The Virtual Lorenz is available for anyone to use at http://lorenz.virtualcolossus.co.uk
An original Lorenz SZ42, an Ablesetafel that determined the wheel settings and a German military teleprinter are on display in the Tunny and Colossus Galleries at the The National Museum of Computing – alongside reconstructions of the full set of equipment used by the Bletchley Park codebreakers to decrypt the messages sent by German High Command. The Colossus and Tunny galleries are open daily 10.30am - 5pm.
About The National Museum of Computing
The National Museum of Computing, located on Bletchley Park, is an independent charity housing the world's largest collection of functional historic computers, including the rebuilt Colossus, the world’s first electronic computer, and the WITCH, the world's oldest working digital computer. The Museum enables visitors to follow the development of computing from the ultra-secret pioneering efforts of the 1940s through the large systems and mainframes of the 1950s, 60s and 70s, and the rise of personal computing in the 1980s and beyond.
The Museum runs a highly successful Learning Programme for schools and colleges and promotes introductions to computer coding amongst young people to inspire the next generation of computer scientists and engineers.
Sponsors of the Museum have included Bletchley Park Science and Innovation Centre, Bloomberg, CreateOnline, Ceravision, Fujitsu, InsightSoftware.com, Ocado Technology, FUZE, 4Links, Google UK, IBM, NPL, HP Labs, and BCS.
Outside the long school holidays, the whole Museum is open to the public from 12 noon - 5pm on Thursdays, Saturdays and Sundays, spring and summer Bank Holidays and during long school holidays. The Colossus and Tunny galleries are open daily. Public and private Guided Tours are available and bookable online – see the website or the iPhone app for details.
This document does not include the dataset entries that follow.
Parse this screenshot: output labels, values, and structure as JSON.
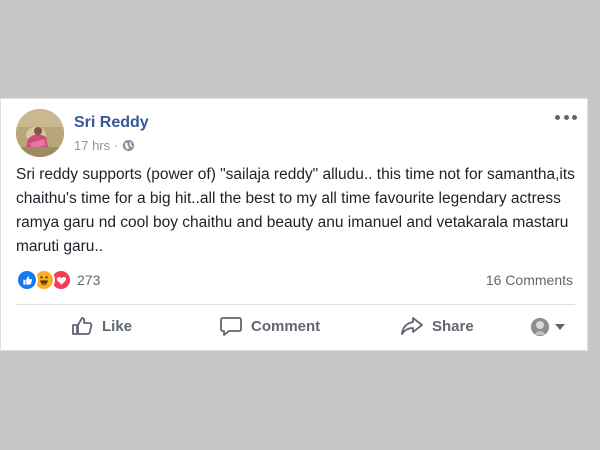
{
  "post": {
    "author": "Sri Reddy",
    "time": "17 hrs",
    "separator": "·",
    "privacy_icon": "globe-icon",
    "text": "Sri reddy supports (power of) \"sailaja reddy\" alludu.. this time not for samantha,its chaithu's time for a big hit..all the best to my all time favourite legendary actress ramya garu nd cool boy chaithu and beauty anu imanuel and vetakarala mastaru maruti garu..",
    "reaction_count": "273",
    "comments_count": "16 Comments",
    "reaction_icons": [
      "like-icon",
      "haha-icon",
      "love-icon"
    ]
  },
  "actions": {
    "like": "Like",
    "comment": "Comment",
    "share": "Share"
  },
  "colors": {
    "author": "#365899",
    "like_blue": "#1877f2",
    "love_red": "#f33e58",
    "haha_yellow": "#f7b125",
    "text": "#1d2129",
    "muted": "#606770"
  }
}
Educational and corporate group visits are available by prior arrangement.
For more information, see www.tnmoc.org and follow @tnmoc on Twitter and The National Museum of Computing on Facebook and Google+. A TNMOC iPhone App is also available from the iPhone App Store.
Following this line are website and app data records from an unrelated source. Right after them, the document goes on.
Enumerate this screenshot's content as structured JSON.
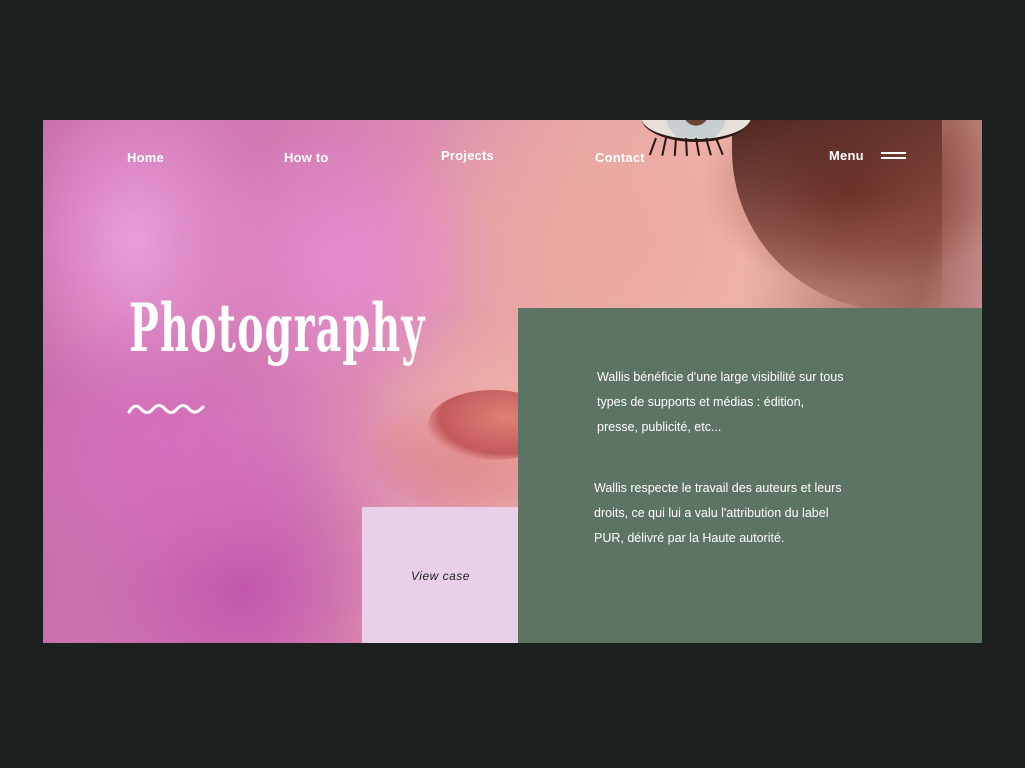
{
  "nav": {
    "home": "Home",
    "how_to": "How to",
    "projects": "Projects",
    "contact": "Contact",
    "menu": "Menu"
  },
  "hero": {
    "title": "Photography"
  },
  "view_case": {
    "label": "View case"
  },
  "info": {
    "paragraph_1": "Wallis bénéficie d'une large visibilité sur tous types de supports et médias : édition, presse, publicité, etc...",
    "paragraph_2": "Wallis respecte le travail des auteurs et leurs droits, ce qui lui a valu l'attribution du label PUR, délivré par la Haute autorité."
  },
  "colors": {
    "background": "#1c211f",
    "info_panel": "#5d7465",
    "view_case_panel": "#e9cfe8",
    "text_light": "#ffffff"
  },
  "icons": {
    "menu": "hamburger-icon",
    "decoration": "wave-icon"
  }
}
Stephen Fleming, Palam Communications, for The National Museum of Computing